She wished in her personal blog that she could call students "ratlike," "frightfully dim," or "dunderheads" on their report cards.
But administrators at Central Bucks High School East wish she had never said anything at all.
Principal Abram Lucabaugh assured students at an assembly Thursday that the blog posts English teacher Natalie Munroe made did not reflect the attitude of the school's faculty.
"The sentiments are in no way representative of how we feel about our students or how the teachers and faculty feel about them," he said. "This is a representation from one individual."
Munroe's blog - especially her posting wishing she could leave report card comments that more accurately reflected her negative opinions of students - circulated this week among students at the Doylestown high school.
Administrators suspended her Wednesday, and they continue to investigate her writings and whether she used district time or equipment to craft them.
"My students are out of control," she said in one post dated Oct. 27, 2009. "They are rude, disengaged, lazy whiners."
Munroe, who has taught at the high school since 2006, could not be reached for comment Thursday. District officials said she did not deny writing the posts.
The Pennsylvania State Education Association also declined to comment on Munroe's case, saying the group might be called to intervene.
However, a spokesman pointed to the organization's website, which advises teachers to think carefully before sending any Web posting.
"Make sure you would gladly show it to the following people: Your mother. Your students. Your superintendent," the site says.
Munroe's blog, which was taken down Wednesday, reflected on her work at the school in between musings about television chefs, muffins, and her New Year's resolutions.
Although she frequently criticized students in general, she never mentioned any specific teenager in any of the posts reviewed by The Inquirer.
Lucabaugh, however, described the tenor of her comments as unacceptable and possible grounds for firing.

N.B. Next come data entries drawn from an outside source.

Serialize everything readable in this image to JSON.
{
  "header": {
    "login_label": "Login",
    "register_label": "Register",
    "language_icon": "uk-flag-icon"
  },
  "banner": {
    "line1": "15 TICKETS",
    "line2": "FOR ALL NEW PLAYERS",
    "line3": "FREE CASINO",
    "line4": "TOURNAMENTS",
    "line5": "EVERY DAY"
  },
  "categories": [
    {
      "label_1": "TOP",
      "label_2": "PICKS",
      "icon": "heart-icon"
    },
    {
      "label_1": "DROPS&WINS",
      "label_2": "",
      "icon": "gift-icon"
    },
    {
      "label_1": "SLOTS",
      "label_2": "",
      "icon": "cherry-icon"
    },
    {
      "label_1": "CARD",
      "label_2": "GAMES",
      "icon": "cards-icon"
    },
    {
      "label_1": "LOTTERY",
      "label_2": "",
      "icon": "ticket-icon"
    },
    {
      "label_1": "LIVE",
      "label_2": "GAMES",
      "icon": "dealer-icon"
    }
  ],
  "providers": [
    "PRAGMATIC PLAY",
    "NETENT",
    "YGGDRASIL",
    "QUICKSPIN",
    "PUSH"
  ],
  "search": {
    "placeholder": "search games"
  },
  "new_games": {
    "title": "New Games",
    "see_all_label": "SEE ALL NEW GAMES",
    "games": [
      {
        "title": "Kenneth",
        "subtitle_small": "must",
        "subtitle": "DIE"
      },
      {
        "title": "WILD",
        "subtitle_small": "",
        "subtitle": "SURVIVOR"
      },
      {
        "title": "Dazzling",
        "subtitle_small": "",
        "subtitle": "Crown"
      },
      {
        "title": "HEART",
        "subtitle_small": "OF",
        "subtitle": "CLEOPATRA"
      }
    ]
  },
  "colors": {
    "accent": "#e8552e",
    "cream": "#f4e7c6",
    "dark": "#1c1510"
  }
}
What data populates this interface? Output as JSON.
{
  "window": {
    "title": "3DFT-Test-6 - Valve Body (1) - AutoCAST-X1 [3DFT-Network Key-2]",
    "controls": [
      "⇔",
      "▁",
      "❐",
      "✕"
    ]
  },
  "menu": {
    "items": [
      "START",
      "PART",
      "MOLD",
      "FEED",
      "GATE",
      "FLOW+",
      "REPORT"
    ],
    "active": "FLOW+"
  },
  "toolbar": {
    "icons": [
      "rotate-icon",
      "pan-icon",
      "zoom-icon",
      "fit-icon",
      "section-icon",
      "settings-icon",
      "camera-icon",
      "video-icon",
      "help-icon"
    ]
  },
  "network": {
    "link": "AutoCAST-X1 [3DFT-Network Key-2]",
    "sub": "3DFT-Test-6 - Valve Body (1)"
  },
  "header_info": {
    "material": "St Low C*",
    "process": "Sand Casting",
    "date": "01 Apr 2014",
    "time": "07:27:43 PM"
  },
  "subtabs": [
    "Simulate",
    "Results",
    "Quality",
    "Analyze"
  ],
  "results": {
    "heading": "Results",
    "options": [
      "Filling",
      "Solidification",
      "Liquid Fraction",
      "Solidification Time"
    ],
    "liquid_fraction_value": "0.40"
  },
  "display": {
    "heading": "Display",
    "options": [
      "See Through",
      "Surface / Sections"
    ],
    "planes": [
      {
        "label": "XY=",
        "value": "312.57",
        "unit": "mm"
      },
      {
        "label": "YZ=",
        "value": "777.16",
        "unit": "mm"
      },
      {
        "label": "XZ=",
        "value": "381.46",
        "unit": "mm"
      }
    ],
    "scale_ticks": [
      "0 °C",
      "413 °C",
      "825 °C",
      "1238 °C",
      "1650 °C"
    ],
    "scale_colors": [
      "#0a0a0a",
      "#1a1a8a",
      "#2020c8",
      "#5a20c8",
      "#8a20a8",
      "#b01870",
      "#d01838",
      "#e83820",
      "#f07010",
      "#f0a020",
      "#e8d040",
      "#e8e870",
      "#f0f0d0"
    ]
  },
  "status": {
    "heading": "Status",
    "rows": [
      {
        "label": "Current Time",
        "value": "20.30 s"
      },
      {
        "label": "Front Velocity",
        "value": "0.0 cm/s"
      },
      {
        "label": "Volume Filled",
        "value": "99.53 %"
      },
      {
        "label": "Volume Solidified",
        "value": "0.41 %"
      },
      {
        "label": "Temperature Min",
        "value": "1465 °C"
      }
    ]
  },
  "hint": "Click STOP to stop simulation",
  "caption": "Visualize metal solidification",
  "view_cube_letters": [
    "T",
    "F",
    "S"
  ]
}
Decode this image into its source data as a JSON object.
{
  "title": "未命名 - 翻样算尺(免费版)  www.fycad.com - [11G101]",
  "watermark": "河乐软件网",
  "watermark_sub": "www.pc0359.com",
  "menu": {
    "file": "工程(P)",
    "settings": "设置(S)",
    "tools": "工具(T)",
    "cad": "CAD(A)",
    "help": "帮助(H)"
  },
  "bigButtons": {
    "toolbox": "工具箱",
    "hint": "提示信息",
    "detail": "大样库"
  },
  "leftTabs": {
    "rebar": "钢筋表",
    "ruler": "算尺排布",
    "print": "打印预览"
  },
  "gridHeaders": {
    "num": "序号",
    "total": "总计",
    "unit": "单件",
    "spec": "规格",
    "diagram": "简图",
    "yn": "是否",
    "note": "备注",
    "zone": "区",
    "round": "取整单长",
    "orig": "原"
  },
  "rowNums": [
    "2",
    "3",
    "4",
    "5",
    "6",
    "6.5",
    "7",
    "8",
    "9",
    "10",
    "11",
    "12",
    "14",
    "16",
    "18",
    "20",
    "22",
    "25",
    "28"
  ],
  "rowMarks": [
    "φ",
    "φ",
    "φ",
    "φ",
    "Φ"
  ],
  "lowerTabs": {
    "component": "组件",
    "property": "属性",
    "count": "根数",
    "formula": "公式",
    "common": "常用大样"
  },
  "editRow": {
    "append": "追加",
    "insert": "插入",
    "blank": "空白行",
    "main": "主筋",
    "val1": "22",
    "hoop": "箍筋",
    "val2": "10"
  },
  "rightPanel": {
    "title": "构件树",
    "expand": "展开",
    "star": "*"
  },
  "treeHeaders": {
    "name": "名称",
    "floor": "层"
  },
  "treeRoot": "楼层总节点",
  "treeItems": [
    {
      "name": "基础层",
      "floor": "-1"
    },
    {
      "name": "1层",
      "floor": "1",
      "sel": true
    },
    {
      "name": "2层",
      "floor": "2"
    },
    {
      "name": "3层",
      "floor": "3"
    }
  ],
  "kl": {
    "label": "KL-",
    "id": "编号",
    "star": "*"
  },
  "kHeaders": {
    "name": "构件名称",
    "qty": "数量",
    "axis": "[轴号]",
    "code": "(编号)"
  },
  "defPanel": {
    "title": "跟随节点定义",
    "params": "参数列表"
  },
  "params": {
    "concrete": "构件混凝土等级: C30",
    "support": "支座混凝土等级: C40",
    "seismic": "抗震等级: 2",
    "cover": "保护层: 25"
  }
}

In one sketch posted on the blog, an image of a bus tagged "Short Bus" appears under the slogan, "I don't care if you lick windows, take the special bus or occasionally pee on yourself, you hang in there Sunshine, you're . . . special."
The post that drew the most attention was a Jan. 21, 2010, screed in which Munroe said she felt limited by the "canned" responses available to comment on student report cards. Saying that for some kids her "scornful feelings reach such a fever pitch," she wished for alternatives such as "dresses like a streetwalker," "shy isn't cute in 11th grade; it's annoying," and "just as bad as his sibling. Don't you know how to raise kids?"
Administrators learned of the blog earlier this week as students discovered it and quickly began passing it around. One even created a Facebook group under the title "Join if you've ever felt personally victimized by Natalie Munroe."
While the Central Bucks School District does not have any written policy on personal Internet postings, it advises new teachers about acceptable Internet use and how to clean up their personal Facebook and social-networking accounts, Lucabaugh said.
Munroe's case is only the latest to bring into question how far employees can be held accountable for their online presence.
Monday, a Connecticut ambulance company settled a complaint brought by the National Labor Relations Board over the firing of a former employee who criticized her boss on her Facebook page.
The filing was the first by the board to assert that companies may be violating the law by disciplining workers who post criticisms on social-networking sites.
In Montgomery County, the Academy of Notre Dame de Namur, an all-girls private school in Villanova, dismissed English teacher Elizabeth Collins in April for, among other incidents, posting critically about a student's in-class presentation on her personal blog.
Munroe's case stands out, though, Central Bucks administrators said, because in at least one post she seems to admit to writing during school hours.
"Teachers and educators are held to a high standard," Lucabaugh said.